After graduation, White wrote Lasn an unsolicited letter announcing that he would be in Vancouver and hoped to intern at Adbusters. He omitted the fact that working for the magazine was his sole reason for moving to Vancouver. “It had been my dream job since I was 14,” he says. “Adbusters captured my imagination. It’s so visually rich that you fall into this world, this aesthetic universe, and it starts to color how you perceive things.”
These days, White sees himself as a sort of pied piper, trying to catch the imaginations of a new generation of teenagers. “I’m constantly thinking about how to talk to people who right now are 17, 18, 19 and, like me, are going to find Adbusters in the bookstore and think, ‘Wow, what’s this crazy magazine?’ ” he says.
Despite their pivotal role in developing the concept of Occupy Wall Street, White and Lasn have not gone out of their way to take credit for the protests. “We tried to not position ourselves as leaders,” White says. “We want to be meme warriors. We want to put out ideas. Someone said that the idea is the leader. I think that’s really true.”
After completing his initial internship at Adbusters, White and his now-wife, Chiara Ricciardone ’05, moved to Egypt for nine months. The time spent in and around Cairo helped open White’s eyes to the global struggle for justice—and helped lay the groundwork for Occupy Wall Street.
“I would see the disrespect that the police officers would treat their citizens with,” White says. “Because I’m brown, a lot of people thought I was Egyptian, including the police officers. At that time, if you were a brown, Egyptian-looking male, you just got treated like crap.” He recalls a trip to the national museum—supposedly the heritage of all Egyptians—when the police mistook him for a local and tried to run him off. “I remember feeling, ‘Wow, this is an unjust country.’ There were so many police officers that a revolution seemed impossible,” he says.
“When the Tahrir Square thing happened, that was the epiphany moment for me and for people at Adbusters,” White says. “Thinking, if a revolution can happen there and overthrow Mubarak, of course it can happen in America. The horizon of possibility had been opened.”
Despite certain shortcomings, like the lack of a clear policy victory, White sees Occupy Wall Street as a triumph and a harbinger of things to come. “I think Occupy was the very first tremor,” he says. “When you have a major earthquake, it’s sometimes preceded by earlier earthquakes that at the time seemed really large. But a year later, when the real earthquake hits, we realize what that was setting the stage for.”

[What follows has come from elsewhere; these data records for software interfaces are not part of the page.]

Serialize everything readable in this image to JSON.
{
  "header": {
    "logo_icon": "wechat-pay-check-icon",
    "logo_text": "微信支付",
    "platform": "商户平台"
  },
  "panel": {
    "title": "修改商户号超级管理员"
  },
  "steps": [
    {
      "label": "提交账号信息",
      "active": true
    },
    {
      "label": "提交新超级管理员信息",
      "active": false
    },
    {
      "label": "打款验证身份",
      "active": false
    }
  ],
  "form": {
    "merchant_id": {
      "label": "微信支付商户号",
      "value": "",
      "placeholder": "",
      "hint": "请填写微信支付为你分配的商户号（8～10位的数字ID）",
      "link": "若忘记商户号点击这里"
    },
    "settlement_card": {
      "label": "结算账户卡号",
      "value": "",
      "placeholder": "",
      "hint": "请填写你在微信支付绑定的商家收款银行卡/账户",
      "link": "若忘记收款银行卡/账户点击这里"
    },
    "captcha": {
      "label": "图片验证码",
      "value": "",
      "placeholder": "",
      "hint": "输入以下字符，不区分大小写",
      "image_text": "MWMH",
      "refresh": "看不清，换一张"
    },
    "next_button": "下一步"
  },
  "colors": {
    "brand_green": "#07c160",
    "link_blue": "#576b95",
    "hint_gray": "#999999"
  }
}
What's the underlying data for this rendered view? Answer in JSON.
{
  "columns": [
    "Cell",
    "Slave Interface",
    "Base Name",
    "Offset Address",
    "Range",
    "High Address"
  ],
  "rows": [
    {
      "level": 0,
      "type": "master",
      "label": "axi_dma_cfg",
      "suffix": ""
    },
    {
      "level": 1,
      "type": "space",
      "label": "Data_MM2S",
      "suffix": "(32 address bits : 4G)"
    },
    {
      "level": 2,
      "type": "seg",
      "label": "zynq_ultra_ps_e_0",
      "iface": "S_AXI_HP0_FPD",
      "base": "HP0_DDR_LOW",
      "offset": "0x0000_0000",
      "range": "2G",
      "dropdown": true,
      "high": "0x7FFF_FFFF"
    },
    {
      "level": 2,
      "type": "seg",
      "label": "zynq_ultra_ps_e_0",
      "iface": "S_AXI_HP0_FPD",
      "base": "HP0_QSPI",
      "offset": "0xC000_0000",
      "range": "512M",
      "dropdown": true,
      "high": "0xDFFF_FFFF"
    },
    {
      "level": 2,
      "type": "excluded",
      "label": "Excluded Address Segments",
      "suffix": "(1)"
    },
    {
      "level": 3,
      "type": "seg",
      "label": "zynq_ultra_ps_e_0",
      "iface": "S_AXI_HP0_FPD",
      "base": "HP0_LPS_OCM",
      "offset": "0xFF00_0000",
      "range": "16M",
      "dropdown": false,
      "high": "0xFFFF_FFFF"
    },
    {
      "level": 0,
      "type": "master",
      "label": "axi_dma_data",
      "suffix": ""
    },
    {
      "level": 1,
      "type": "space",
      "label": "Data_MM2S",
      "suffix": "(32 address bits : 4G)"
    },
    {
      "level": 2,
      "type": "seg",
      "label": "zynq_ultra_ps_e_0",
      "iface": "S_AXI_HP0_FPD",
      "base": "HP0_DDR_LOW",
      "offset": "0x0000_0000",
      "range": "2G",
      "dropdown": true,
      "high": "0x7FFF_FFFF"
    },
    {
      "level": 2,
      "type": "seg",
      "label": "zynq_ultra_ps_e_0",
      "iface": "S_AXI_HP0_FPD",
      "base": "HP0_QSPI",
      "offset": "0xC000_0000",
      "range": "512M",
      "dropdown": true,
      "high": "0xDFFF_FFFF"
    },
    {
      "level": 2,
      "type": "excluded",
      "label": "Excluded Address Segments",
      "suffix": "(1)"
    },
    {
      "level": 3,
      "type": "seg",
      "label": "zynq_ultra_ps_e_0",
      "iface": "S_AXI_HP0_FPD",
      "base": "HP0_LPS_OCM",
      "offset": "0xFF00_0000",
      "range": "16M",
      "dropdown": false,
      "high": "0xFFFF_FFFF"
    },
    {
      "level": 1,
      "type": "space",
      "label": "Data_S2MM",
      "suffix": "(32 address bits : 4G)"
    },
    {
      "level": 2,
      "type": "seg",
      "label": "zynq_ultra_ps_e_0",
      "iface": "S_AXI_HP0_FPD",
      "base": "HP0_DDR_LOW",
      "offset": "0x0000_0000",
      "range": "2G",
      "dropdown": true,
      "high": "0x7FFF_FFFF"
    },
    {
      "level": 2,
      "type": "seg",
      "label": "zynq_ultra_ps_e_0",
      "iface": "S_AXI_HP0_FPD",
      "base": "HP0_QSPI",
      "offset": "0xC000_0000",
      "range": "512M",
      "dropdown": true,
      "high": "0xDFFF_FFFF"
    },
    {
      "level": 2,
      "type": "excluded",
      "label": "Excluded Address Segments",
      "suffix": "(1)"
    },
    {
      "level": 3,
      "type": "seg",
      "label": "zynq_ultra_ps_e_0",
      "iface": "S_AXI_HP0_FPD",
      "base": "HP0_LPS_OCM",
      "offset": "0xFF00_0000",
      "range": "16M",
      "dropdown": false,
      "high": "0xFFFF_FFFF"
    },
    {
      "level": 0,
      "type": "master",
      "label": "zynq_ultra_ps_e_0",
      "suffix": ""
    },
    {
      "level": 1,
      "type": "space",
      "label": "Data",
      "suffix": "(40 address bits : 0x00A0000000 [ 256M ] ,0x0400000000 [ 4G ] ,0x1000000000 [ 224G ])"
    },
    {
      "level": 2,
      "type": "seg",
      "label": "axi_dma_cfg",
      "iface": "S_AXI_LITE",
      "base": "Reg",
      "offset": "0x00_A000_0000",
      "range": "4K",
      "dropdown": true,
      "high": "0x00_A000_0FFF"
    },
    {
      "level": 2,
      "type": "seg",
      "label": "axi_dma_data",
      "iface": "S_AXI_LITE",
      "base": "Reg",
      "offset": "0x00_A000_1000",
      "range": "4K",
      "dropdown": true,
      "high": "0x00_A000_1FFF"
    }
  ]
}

Occupy Wall Street lives on in various incarnations, including a splinter group called Strike Debt, which is pursuing another campaign dreamed up by White—buying and forgiving the medical debt of ordinary citizens. White, however, is moving on to the next radical idea. He and Ricciardone have moved to a small town in coastal Oregon—“a place of wild political possibility,” he says—where he’ll work on a book about the potential for a worldwide political party that harnesses the revolutionary energy of the Occupy generation.
“Although it started as a revolt against the financial capture of democracy, it’s much larger than that,” White says. “It has to do with the fact that all the fish are dying, that the oceans are dying, and we are in the midst of an ecological apocalypse.”
From his new home, White hopes to sow seeds of thought that will topple the power of big polluters, financial-industry bullies, and authoritarian governments once and for all. His vision is not for everyone, he acknowledges.
“The kind of activism that I do and that I learned at Swarthmore, with the Diebold campaign, in particular, centers around provoking events,” he says. “That’s a different kind of activism than most people want to do. Most people want to do the kind of activism that builds institutions. I think you need to create a rupture moment. You have to make an event that spikes so high and lasts so long that the world is changed forever.”